Italian clothes company Benetton has pulled a photo montage showing the pope kissing a leading imam from its new global ad campaign, Unhate.
Italian clothes company Benetton backed down and pulled a photo montage showing the pope kissing a leading imam from its new global ad campaign on Wednesday after the Vatican issued a stern condemnation.
The company, which is no stranger to controversy over its advertising campaigns, said it was “sorry that the use of the image had so hurt the sensibilities of the faithful”.
The statement came shortly after the Vatican expressed “the firmest protest for this absolutely unacceptable use of the image of the Holy Father”.
Benetton’s poster showed Pope Benedict XVI kissing on the lips Egypt’s Ahmed el Tayyeb, imam of the al-Azhar Mosque in Cairo and a leading voice in Sunni Islam.
It launched on Wednesday a new global advertising campaign called Unhate that contained a series of photo montages of political and religious leaders kissing.
The company defended the campaign, saying its purpose “was solely to battle the culture of hate in all its forms”.
Lack of respect
There were other shock pictures showing US President Barack Obama kissing Chinese counterpart Hu Jintao in one picture and Venezuelan leader Hugo Chavez in another.
One picture showed Israel Prime Minister Binyamin Netanyahu smooching Palestine’s leader Mahmoud Abbas. In another, France’s President Nicolas Sarkozy is depicted kissing Germany’s Chancellor Angela Merkel.
A picture of Silvio Berlusconi kissing Merkel was pulled at the last minute after the jovial billionaire submitted his resignation last week.
The Vatican strongly criticised the Benedict ad.
“We must express the firmest protest for this absolutely unacceptable use of the image of the Holy Father, manipulated and exploited in a publicity campaign with commercial ends,” Vatican spokesperson Federico Lombardi said in a statement.
“This shows a grave lack of respect for the pope, an offence to the feelings of believers, a clear demonstration of how publicity can violate the basic rules of respect for people by attracting attention with provocation,” he said.
The Vatican was examining what steps to take “to guarantee a fair defence of respect for the image of the Holy Father”, he added.
The posters appeared in Benetton clothing stores across the globe as well as in newspapers, magazines and on internet websites.
The passionate embrace between the pope and the imam was briefly shown on a banner held up near Rome’s landmark Castel Sant’Angelo castle not far from the Vatican.
Benetton deputy chief Alessandro Benetton said earlier in a statement that the ads were “constructive provocation” intended “to give widespread visibility to an ideal notion of tolerance”.
Benetton “chooses social issues and actively promotes humanitarian causes that could not otherwise have been communicated on a global scale”, he said.
But Luca Borgomeo, head of the Association of Italian Catholic Television Viewers, called for the ad to be removed.
“Is it possible Benetton could not come up with anything better?” he said.
The company, which became famous in the 1990s with a series of shocking ads, said it was also setting up a foundation to promote international tolerance.

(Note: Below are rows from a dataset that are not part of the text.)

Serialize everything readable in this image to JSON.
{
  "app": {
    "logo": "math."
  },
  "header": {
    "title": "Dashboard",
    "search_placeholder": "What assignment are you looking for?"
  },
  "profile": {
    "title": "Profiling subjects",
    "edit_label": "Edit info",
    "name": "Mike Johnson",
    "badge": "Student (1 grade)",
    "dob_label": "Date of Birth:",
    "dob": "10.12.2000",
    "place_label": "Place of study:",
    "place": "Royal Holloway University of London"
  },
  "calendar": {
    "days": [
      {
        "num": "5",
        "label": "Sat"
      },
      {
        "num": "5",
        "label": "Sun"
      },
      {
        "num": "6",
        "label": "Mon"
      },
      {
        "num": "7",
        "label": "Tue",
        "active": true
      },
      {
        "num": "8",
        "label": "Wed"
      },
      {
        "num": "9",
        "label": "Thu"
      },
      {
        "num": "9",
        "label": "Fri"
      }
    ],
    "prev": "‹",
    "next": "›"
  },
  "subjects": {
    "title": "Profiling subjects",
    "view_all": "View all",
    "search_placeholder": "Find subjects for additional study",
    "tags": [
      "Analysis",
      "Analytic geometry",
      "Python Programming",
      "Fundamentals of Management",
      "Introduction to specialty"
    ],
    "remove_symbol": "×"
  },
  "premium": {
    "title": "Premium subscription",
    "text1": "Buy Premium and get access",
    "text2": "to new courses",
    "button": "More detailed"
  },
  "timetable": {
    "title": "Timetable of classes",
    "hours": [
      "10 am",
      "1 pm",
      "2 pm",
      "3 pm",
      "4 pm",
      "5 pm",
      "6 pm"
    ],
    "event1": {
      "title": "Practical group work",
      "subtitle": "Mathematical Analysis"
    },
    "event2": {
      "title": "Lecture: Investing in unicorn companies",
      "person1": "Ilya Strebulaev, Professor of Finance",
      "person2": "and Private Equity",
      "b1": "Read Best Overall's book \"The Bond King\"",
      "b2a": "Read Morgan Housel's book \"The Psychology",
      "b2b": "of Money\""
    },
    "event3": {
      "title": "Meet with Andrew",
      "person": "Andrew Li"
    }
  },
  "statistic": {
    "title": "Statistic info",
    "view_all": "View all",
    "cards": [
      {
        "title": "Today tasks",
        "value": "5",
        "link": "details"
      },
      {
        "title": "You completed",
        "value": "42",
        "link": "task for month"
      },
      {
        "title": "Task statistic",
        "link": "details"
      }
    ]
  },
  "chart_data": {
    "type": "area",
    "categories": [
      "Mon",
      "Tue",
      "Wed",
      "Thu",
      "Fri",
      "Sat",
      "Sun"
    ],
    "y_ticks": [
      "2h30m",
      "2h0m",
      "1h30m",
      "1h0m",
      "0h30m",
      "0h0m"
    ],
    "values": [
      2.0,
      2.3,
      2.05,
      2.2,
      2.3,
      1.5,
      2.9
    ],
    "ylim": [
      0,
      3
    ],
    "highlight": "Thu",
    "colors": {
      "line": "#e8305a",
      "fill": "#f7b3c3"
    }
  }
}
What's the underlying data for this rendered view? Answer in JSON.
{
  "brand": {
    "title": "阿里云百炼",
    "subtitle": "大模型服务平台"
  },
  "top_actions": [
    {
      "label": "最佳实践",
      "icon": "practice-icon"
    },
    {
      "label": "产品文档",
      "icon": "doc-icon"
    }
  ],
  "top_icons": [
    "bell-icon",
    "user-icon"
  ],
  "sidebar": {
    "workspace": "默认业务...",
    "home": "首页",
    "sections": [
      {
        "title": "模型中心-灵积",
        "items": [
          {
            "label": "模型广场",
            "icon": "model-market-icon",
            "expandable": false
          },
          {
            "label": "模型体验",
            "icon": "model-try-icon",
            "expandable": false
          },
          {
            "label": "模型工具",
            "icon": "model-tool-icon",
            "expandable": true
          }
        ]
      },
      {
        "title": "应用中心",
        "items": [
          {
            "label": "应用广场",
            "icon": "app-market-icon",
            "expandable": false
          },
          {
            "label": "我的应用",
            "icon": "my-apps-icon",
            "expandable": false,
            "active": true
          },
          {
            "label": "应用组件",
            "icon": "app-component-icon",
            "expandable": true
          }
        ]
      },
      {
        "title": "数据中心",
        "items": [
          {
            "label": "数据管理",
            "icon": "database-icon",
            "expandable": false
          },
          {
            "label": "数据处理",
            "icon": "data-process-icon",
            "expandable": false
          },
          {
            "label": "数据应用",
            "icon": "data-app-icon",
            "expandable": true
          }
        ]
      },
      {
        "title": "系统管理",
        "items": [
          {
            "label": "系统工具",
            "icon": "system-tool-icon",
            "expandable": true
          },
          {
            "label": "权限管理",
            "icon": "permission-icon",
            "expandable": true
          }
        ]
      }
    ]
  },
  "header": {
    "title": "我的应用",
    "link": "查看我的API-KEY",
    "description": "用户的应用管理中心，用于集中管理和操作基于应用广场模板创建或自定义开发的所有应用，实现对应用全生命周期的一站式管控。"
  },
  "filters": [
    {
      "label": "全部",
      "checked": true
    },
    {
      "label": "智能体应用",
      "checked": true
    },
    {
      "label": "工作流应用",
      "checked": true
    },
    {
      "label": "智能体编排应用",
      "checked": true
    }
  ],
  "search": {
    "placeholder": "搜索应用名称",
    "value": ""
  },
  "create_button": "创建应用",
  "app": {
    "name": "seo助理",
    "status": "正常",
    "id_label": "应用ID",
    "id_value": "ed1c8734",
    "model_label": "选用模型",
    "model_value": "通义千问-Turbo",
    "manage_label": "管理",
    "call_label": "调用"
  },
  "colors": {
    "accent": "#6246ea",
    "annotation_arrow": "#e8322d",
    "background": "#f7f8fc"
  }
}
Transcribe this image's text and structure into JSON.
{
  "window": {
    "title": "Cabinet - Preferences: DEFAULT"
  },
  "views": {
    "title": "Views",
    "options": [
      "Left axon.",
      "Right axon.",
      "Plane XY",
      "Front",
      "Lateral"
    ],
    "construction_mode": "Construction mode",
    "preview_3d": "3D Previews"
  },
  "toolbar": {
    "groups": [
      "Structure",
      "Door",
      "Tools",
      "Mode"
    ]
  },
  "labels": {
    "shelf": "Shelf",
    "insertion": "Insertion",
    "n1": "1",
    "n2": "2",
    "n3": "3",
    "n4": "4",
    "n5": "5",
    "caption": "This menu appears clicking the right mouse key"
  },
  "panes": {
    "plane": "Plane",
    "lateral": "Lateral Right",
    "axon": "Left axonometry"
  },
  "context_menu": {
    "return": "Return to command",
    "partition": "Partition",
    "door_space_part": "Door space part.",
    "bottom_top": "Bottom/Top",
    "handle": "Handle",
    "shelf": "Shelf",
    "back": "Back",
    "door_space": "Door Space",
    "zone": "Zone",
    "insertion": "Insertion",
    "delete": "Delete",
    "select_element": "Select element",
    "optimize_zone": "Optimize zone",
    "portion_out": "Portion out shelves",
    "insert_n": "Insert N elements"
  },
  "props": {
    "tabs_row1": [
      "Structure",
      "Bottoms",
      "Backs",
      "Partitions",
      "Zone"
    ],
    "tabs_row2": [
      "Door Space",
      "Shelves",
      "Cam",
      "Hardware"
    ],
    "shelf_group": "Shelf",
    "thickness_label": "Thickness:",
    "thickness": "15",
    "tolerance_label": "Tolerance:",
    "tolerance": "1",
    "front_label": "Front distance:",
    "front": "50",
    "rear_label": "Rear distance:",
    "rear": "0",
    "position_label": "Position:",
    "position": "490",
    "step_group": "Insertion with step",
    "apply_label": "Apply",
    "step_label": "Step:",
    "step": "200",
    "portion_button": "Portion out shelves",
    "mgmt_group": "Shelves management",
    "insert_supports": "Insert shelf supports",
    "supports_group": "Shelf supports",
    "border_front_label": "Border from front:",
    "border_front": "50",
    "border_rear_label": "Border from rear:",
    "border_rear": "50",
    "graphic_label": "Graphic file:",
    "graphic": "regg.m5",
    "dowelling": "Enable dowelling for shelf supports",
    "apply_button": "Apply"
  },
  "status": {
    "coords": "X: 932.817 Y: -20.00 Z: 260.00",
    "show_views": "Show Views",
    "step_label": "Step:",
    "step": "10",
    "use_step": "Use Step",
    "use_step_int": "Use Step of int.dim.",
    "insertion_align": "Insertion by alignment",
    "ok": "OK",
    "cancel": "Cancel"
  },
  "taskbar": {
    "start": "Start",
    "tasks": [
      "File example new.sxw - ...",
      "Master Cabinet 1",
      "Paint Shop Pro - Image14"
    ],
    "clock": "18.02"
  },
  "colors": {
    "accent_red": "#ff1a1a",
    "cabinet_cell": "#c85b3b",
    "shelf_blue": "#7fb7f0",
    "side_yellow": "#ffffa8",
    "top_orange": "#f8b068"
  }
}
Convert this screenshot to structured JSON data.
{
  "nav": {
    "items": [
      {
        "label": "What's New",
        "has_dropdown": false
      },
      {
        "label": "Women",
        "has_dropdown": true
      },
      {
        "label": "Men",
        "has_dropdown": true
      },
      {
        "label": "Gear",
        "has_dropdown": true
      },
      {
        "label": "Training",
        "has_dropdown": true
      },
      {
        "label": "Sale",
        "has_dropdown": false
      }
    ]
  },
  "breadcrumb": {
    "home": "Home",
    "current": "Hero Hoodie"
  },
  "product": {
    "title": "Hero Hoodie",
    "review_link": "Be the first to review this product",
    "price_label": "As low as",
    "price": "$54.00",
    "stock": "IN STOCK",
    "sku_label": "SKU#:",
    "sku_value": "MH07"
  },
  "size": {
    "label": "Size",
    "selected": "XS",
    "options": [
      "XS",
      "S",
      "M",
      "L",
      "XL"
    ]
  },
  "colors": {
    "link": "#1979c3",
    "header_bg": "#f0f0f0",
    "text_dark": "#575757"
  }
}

“The central theme is the kiss, the most universal symbol of love, between world political and religious leaders,” the company said.
One of the iconic Benetton ads—photographed by Oliviero Toscani—was of a young nun in white kissing a priest dressed in a black cassock, and others addressed important social issues such as AIDS and homosexuality.
Relations between the pope and the al-Azhar imam, one of the leading voices in Sunni Islam, have been very tense particularly after Benedict expressed his solidarity with the victims of an attack on a Coptic church in Alexandria.
The statement was interpreted by Tayyeb as interference and he did not send a delegation to an inter-religious meeting hosted by Benedict last month.—AFP.